Bisphosphonate medications include alendronate (Fosamax), risedronate (Actonel), and ibandronate (Boniva). Pamidronate, ibandronate, and zoledronic acid (Reclast/Zometa) are options to be administered through your vein. Bone cells in our bodies are constantly being slowly removed and replaced with new bone cells. As we age and in certain diseases, the bone is actually being removed or damaged faster than your body is able to replace it which leads to thin weakened bones. Bisphosphonates work by reducing the turnover of bone which lowers the risk of fracture.
How to Take It
Alendronate, risedronate, and ibandronate are oral medications taken either daily, weekly, or monthly. For osteoporosis treatment, alendronate is given 70 mg by mouth once a week, and risedronate is given by mouth 35 mg weekly or 150 mg monthly. Ibandronate is given orally, 150 mg once a month. These medications must be taken first thing in the morning on an empty stomach with an 8oz glass of water. Do not take it with other beverages. You must remain upright (sitting or standing—no lying down) for 30–60 minutes after taking the medication. Do not take any additional medications, beverages, or food for 30–60 minutes after taking the medication. Zoledronic acid is administered at your doctor’s office or at an infusion center. The dose is 5 mg given once a year. The duration of treatment varies for each patient.

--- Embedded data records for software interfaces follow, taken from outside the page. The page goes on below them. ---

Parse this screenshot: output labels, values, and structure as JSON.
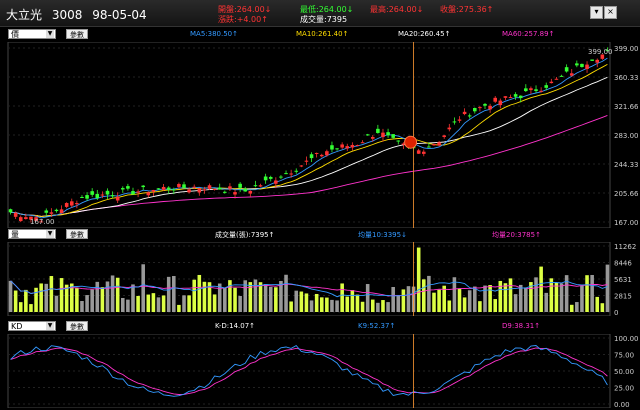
{
  "header": {
    "name": "大立光",
    "code": "3008",
    "date": "98-05-04",
    "quotes": [
      {
        "text": "開盤:264.00↓",
        "color": "#ff3333"
      },
      {
        "text": "最高:264.00↓",
        "color": "#ff3333"
      },
      {
        "text": "最低:264.00↓",
        "color": "#33ff33"
      },
      {
        "text": "收盤:275.36↑",
        "color": "#ff3333"
      },
      {
        "text": "漲跌:+4.00↑",
        "color": "#ff3333"
      },
      {
        "text": "成交量:7395",
        "color": "#ffffff"
      }
    ],
    "minimize": "▾",
    "close": "×"
  },
  "price_panel": {
    "select": "價",
    "params_button": "參數",
    "ma_labels": [
      {
        "text": "MA5:380.50↑",
        "color": "#3399ff"
      },
      {
        "text": "MA10:261.40↑",
        "color": "#ffdd00"
      },
      {
        "text": "MA20:260.45↑",
        "color": "#ffffff"
      },
      {
        "text": "MA60:257.89↑",
        "color": "#ff33cc"
      }
    ],
    "y_ticks": [
      "399.00",
      "360.33",
      "321.66",
      "283.00",
      "244.33",
      "205.66",
      "167.00"
    ],
    "low_label": "167.00",
    "high_label": "399.00"
  },
  "volume_panel": {
    "select": "量",
    "params_button": "參數",
    "labels": [
      {
        "text": "成交量(張):7395↑",
        "color": "#ffffff"
      },
      {
        "text": "均量10:3395↓",
        "color": "#3399ff"
      },
      {
        "text": "均量20:3785↑",
        "color": "#ff33cc"
      }
    ],
    "y_ticks": [
      "11262",
      "8446",
      "5631",
      "2815",
      "0"
    ]
  },
  "kd_panel": {
    "select": "KD",
    "params_button": "參數",
    "labels": [
      {
        "text": "K-D:14.07↑",
        "color": "#ffffff"
      },
      {
        "text": "K9:52.37↑",
        "color": "#3399ff"
      },
      {
        "text": "D9:38.31↑",
        "color": "#ff33cc"
      }
    ],
    "y_ticks": [
      "100.00",
      "75.00",
      "50.00",
      "25.00",
      "0.00"
    ]
  },
  "colors": {
    "up": "#ff3333",
    "down": "#33ff33",
    "vol_up": "#ddff44",
    "vol_down": "#999999",
    "ma5": "#3399ff",
    "ma10": "#ffdd00",
    "ma20": "#ffffff",
    "ma60": "#ff33cc",
    "cursor": "#ff9933"
  }
}
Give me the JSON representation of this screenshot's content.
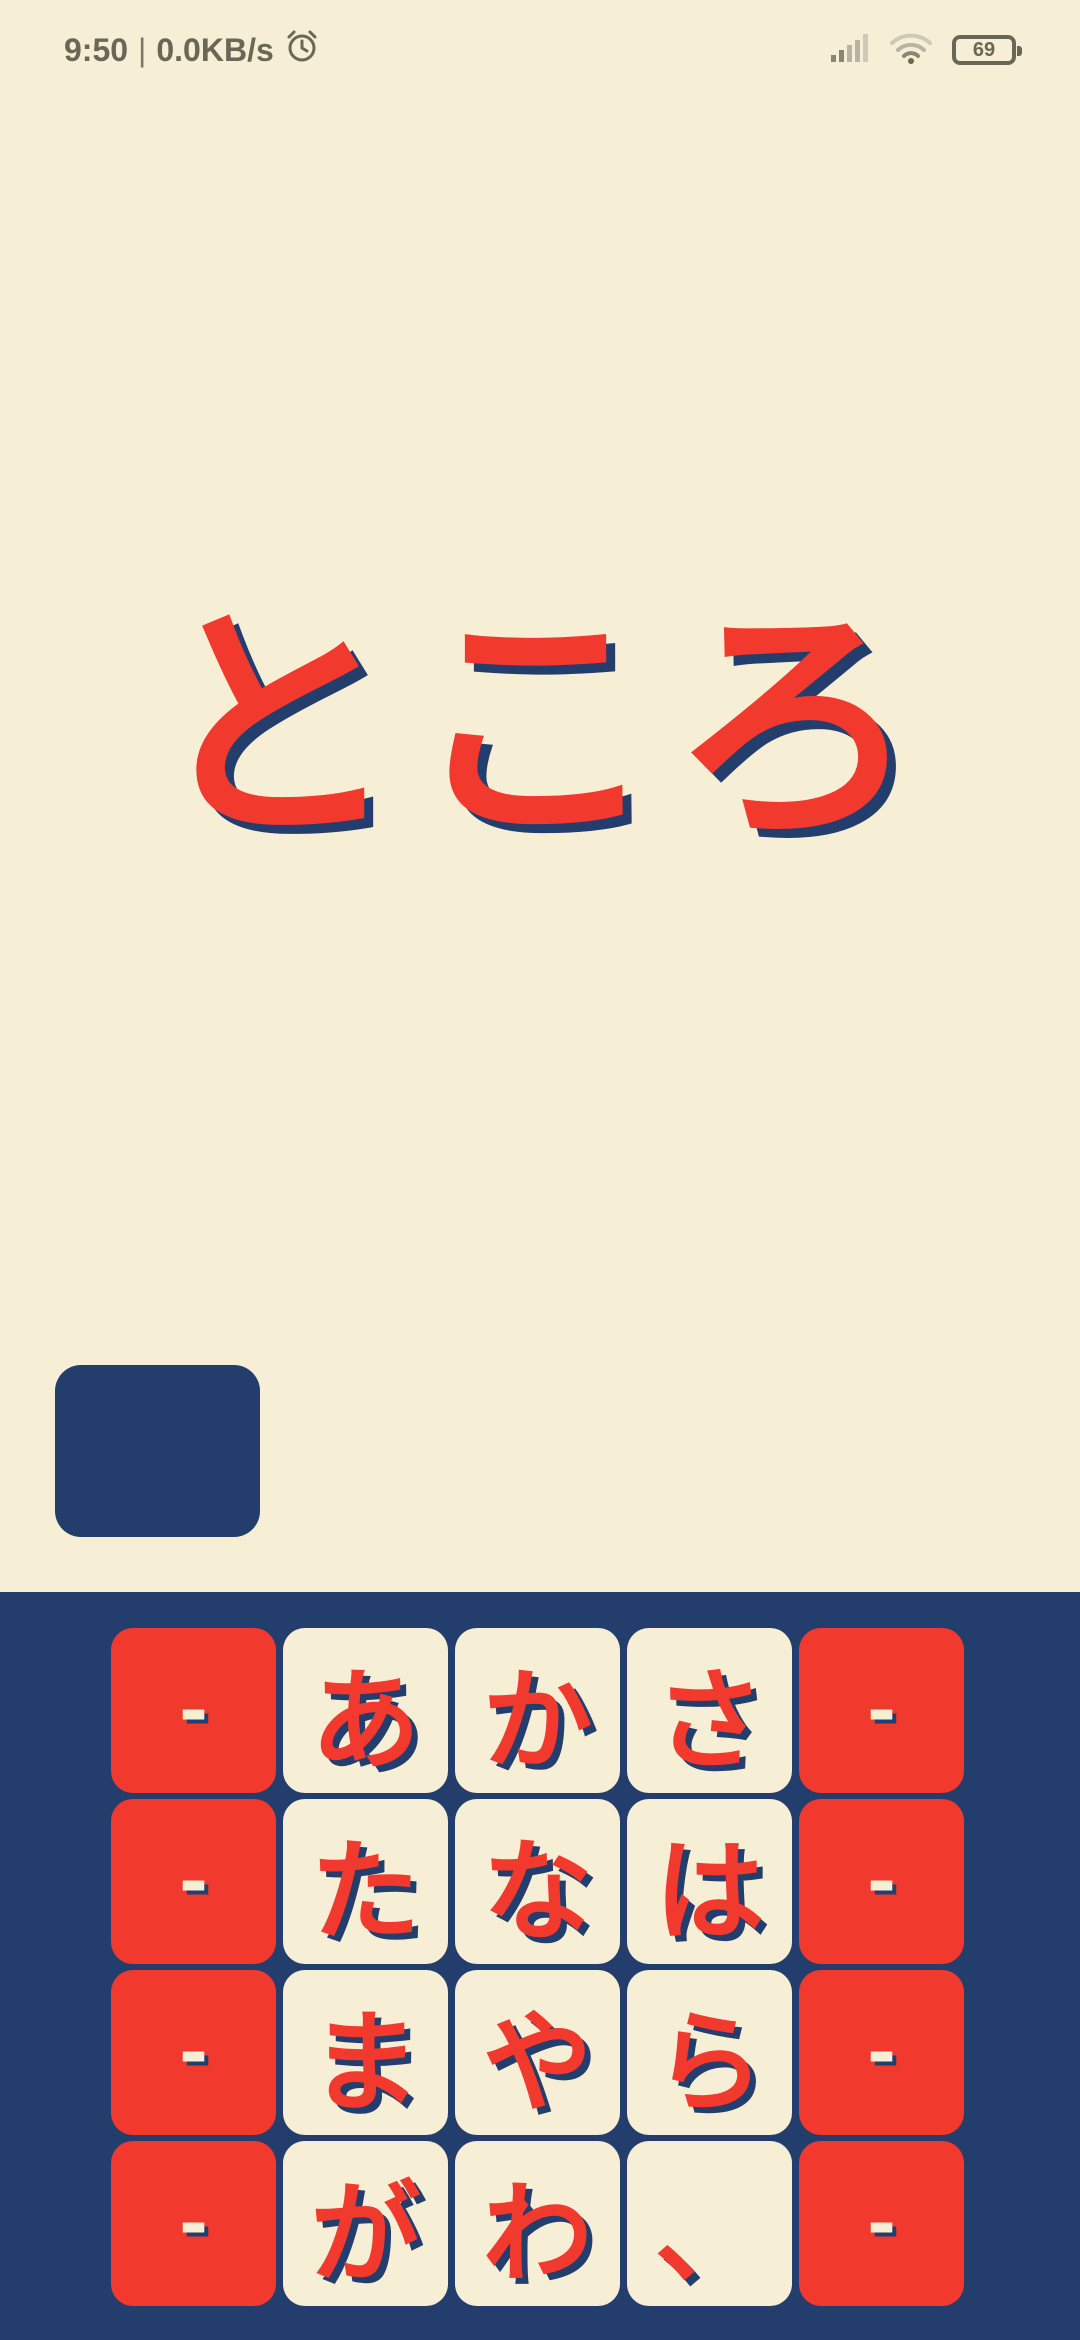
{
  "status_bar": {
    "time": "9:50",
    "separator": "|",
    "net_speed": "0.0KB/s",
    "alarm_icon": "alarm-clock-icon",
    "signal_icon": "signal-bars-icon",
    "wifi_icon": "wifi-icon",
    "battery_level": "69"
  },
  "display": {
    "word": "ところ"
  },
  "keypad": {
    "rows": [
      [
        "-",
        "あ",
        "か",
        "さ",
        "-"
      ],
      [
        "-",
        "た",
        "な",
        "は",
        "-"
      ],
      [
        "-",
        "ま",
        "や",
        "ら",
        "-"
      ],
      [
        "-",
        "が",
        "わ",
        "、",
        "-"
      ]
    ]
  },
  "colors": {
    "background": "#F6EED5",
    "accent_red": "#F2392D",
    "navy": "#233E6C"
  }
}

Side effects of oral bisphosphonates include muscle cramps/pain, difficulty swallowing, heartburn, abdominal pain, headache, and/or rash. Side effects of zoledronic acid include low blood pressure, dizziness, headaches, muscle pain, nausea, constipation, fever, and/or rash. These side effects may last 1–2 days and up to 10–12 days after your infusion.

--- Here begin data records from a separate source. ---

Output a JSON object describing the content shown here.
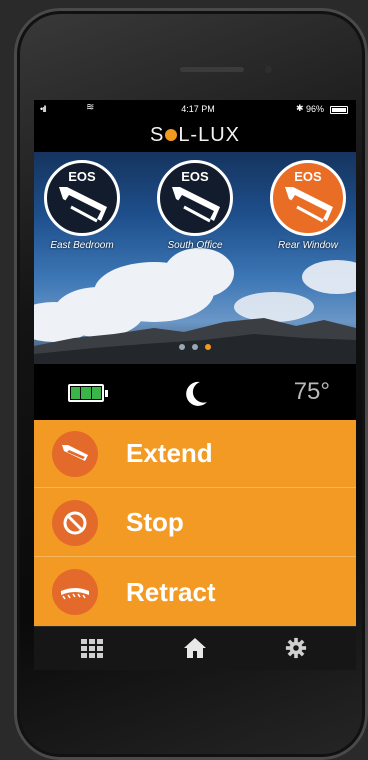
{
  "status_bar": {
    "signal": "•ıll",
    "wifi": "≋",
    "time": "4:17 PM",
    "bluetooth": "✱",
    "battery_percent": "96%"
  },
  "header": {
    "logo_left": "S",
    "logo_right": "L-LUX"
  },
  "locations": [
    {
      "badge": "EOS",
      "name": "East Bedroom",
      "active": false
    },
    {
      "badge": "EOS",
      "name": "South Office",
      "active": false
    },
    {
      "badge": "EOS",
      "name": "Rear Window",
      "active": true
    }
  ],
  "page_indicator": {
    "count": 3,
    "active_index": 2
  },
  "info": {
    "battery_level": 1.0,
    "weather_icon": "moon-icon",
    "temperature": "75°"
  },
  "controls": [
    {
      "label": "Extend",
      "icon": "extend-awning-icon"
    },
    {
      "label": "Stop",
      "icon": "stop-icon"
    },
    {
      "label": "Retract",
      "icon": "retract-awning-icon"
    }
  ],
  "tabs": [
    {
      "icon": "grid-icon"
    },
    {
      "icon": "home-icon"
    },
    {
      "icon": "gear-icon"
    }
  ],
  "colors": {
    "accent_orange": "#f29a24",
    "icon_orange": "#e46a2b",
    "active_location": "#e96d24",
    "battery_green": "#3bb54a"
  }
}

There is a rare risk of developing damage to the cells within the bones of the jaw called osteonecrosis.
Tell Your Rheumatology Provider
If undergoing an invasive procedure of the jaw (tooth extraction) or a history of malignancy and/or dental infections while on bisphosphonate therapy. It is recommended that you have a good dental exam prior to starting these medications. Atypical fractures of the femur have been associated with long-term bisphosphonate therapy. Often presents as thigh pain. Notify your doctor if you develop side effects from the medications.

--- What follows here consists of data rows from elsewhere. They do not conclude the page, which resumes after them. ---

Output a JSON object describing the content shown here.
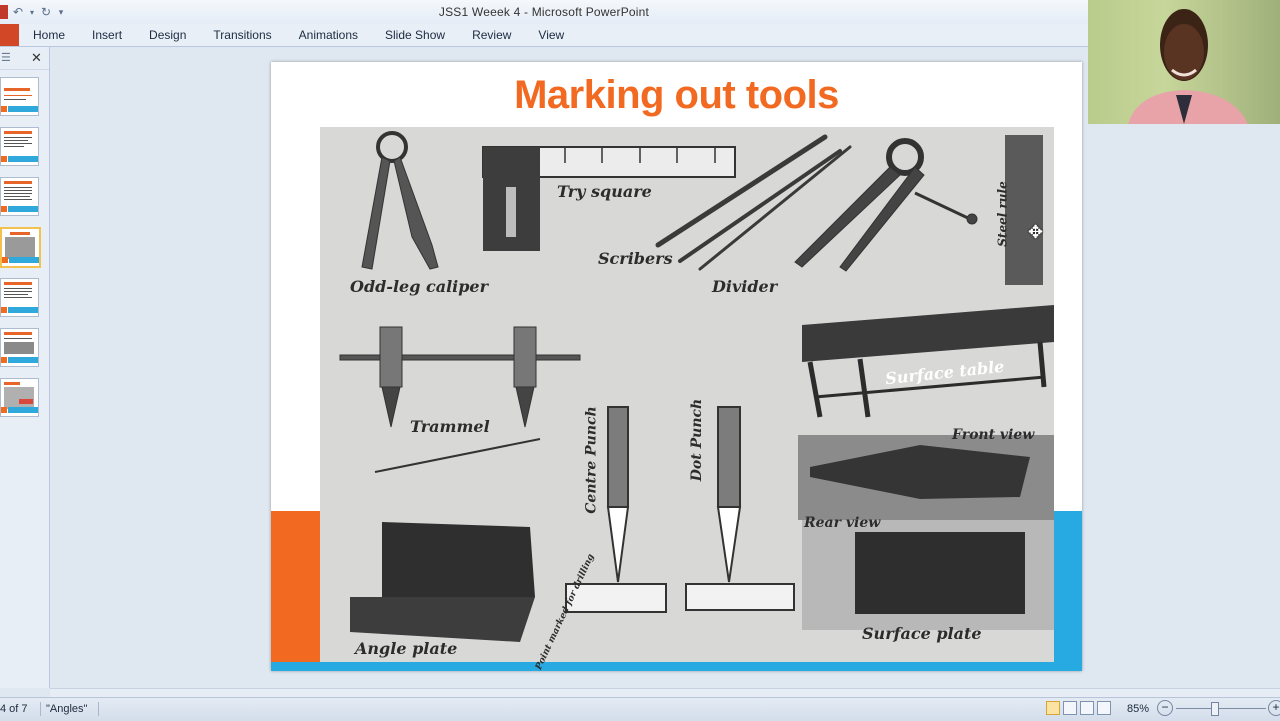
{
  "window": {
    "title": "JSS1 Weeek 4  -  Microsoft PowerPoint"
  },
  "quick_access": {
    "icons": [
      "save-icon",
      "undo-icon",
      "redo-icon",
      "customize-icon"
    ]
  },
  "ribbon": {
    "tabs": [
      "Home",
      "Insert",
      "Design",
      "Transitions",
      "Animations",
      "Slide Show",
      "Review",
      "View"
    ]
  },
  "slides_panel": {
    "slide_count": 7,
    "selected_index": 4
  },
  "slide": {
    "title": "Marking out tools",
    "image_labels": {
      "try_square": "Try square",
      "scribers": "Scribers",
      "odd_leg": "Odd-leg caliper",
      "divider": "Divider",
      "steel_rule": "Steel rule",
      "surface_table": "Surface table",
      "trammel": "Trammel",
      "centre_punch": "Centre Punch",
      "dot_punch": "Dot Punch",
      "front_view": "Front view",
      "rear_view": "Rear view",
      "surface_plate": "Surface plate",
      "angle_plate": "Angle plate",
      "point_marked": "Point marked for drilling"
    },
    "colors": {
      "title": "#f26a21",
      "band_orange": "#f26a21",
      "band_blue": "#27aae1"
    }
  },
  "status": {
    "slide_info": "4 of 7",
    "theme": "\"Angles\"",
    "zoom": "85%"
  }
}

You should not take this medication if you have: kidney problems, low calcium levels, an inability to stand or sit upright for at least 30 minutes, or difficulty swallowing. Infusion with zoledronic acid may be preferred.
Do not take these medications if you are breastfeeding, pregnant, or may become pregnant.
Updated March 2023 by David Waldburg, MD, and reviewed by the American College of Rheumatology Communications and Marketing Committee.
This information is provided for general education only. Individuals should consult a qualified health care provider for professional medical advice, diagnosis and treatment of a medical or health condition.